LibreOffice, TDF Mark First Anniversary of Office Productivity Suite

The Document Foundation marks the first anniversary of the day developers broke away from Oracle-controlled to launch the LibreOffice office productivity suite.

A year after forking the project to create a community-driven office productivity suite, The Document Foundation estimated that LibreOffice has 25 million users worldwide.

The Document Foundation and the LibreOffice marked their first anniversary on Sept. 28. developers originally created LibreOffice to break the software away from Oracle's control after it appeared that the database giant was not interested in working with the open-source community. The Document Foundation was founded to make the project truly vendor-neutral.

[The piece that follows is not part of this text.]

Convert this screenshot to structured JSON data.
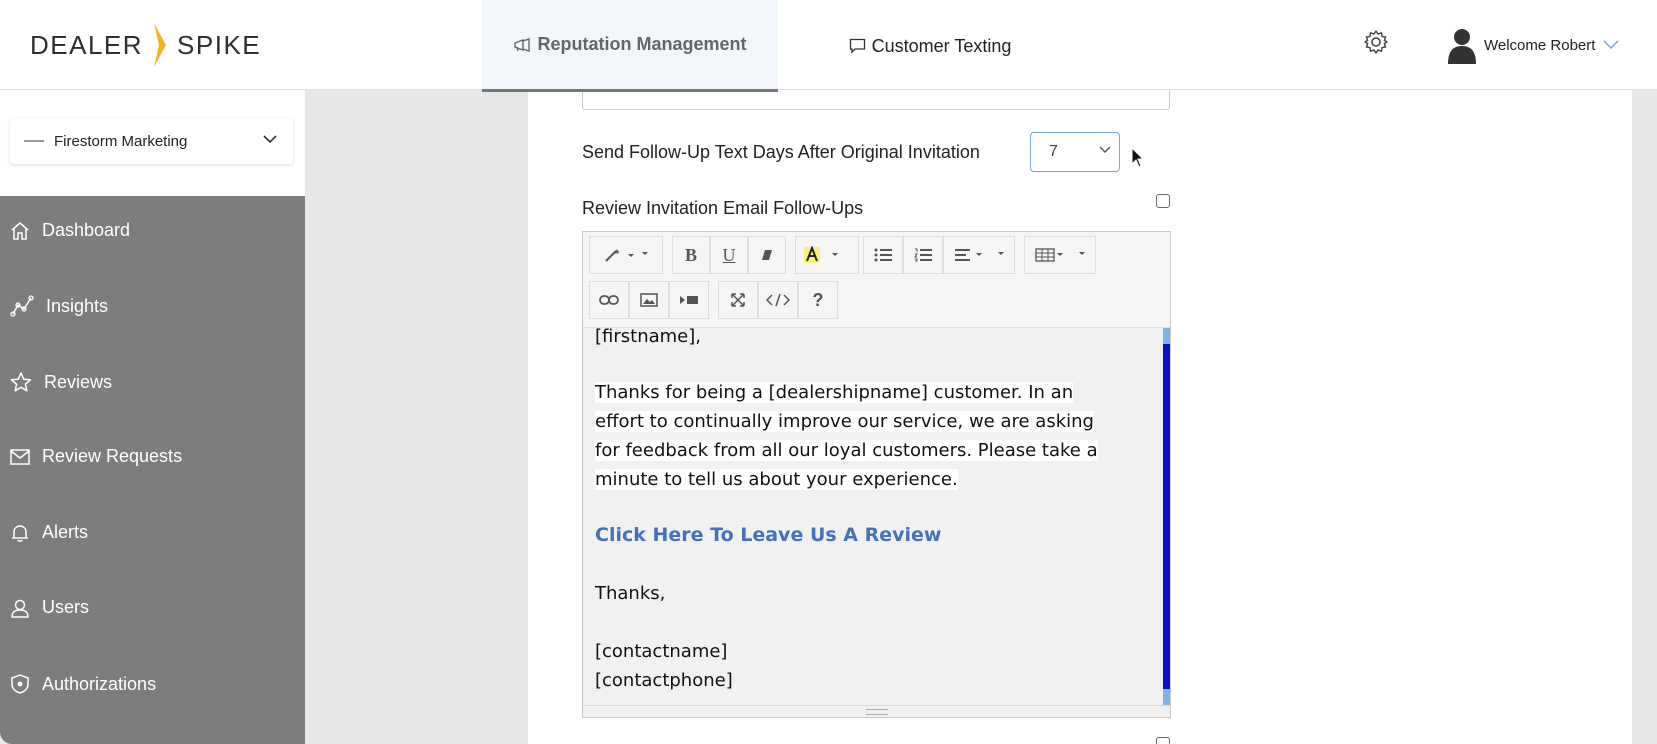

Google was among the first companies to support the new project.

Oracle responded to the split by forcing TDF members who were also participating on the OpenOffice community council to step down. Despite not having Oracle support, LibreOffice has thrived in the past year, with more than 25,000 code "commits" submitted by 330 contributors. Code commits reflect major changes to code, the addition of new features and bug fixes.

"The Document Foundation has attracted more developers with commits in the first year than the project in the first decade," said Norbert Thiebaud, a member of TDF Engineering Steering Committee.

LibreOffice has been downloaded about 7.5 million times since thefirst stable launch in January, TDF estimated. However, another 10 million users have installed the code via USB stick or CD burned by one of these downloads. Most Linux users get LibreOffice directly from their distribution's software repositories.

As expected, a bulk of LibreOffice's popularity comes from Linux users, primarily because major Linux distributions favor LibreOffice over Approximately 60 percent of the installed base use Linux, 36 percent use Windows and the remaining 4 percent use Mac OS X, according to statistics collected by TDF.

The developer community is "well balanced" between company-sponsored contributors and independent volunteers, Italo Vignoli, a member of the TDF Steering Committee, wrote onThe Document Foundation blog. SuSE and Red Hat are major contributors to the project, and organizations such as Canonical have dedicated LibreOffice developers on staff.

As for OpenOffice, Oracle modified its plans in April and canceled its commercial version of the productivity suite. Oracle said would move to a purely community-based open-source project. In June, it abandoned the project entirely, donating the entire codebase to theApache Software Foundation. TDF had hoped Oracle would donate the code to the group, but Oracle said Apache provided a "mature, open and well-established infrastructure." IBM is still working on OpenOffice code, but progress has been slow, as the latest available version is OpenOffice 3.3, released in January.

While the LibreOffice suite is nowhere near ready to take on Microsoft Office, TDF is planning to expand the project's range and sophistication. TDF will be making a push to attract enterprises and Windows users over the next year, according to TDF.

When the latest release ofLibreOffice, version 3.4.2, was released Aug. 1, TDF said it was the first version that was ready for corporate deployment. Prior versions had been intended for "early adopters and power users," Vignoli had said at the time.

TDF expects LibreOffice to have 200 million users by 2020. Future plans for TDF and the software suite will be revealed at the first LibreOffice conference in Paris on Oct. 12.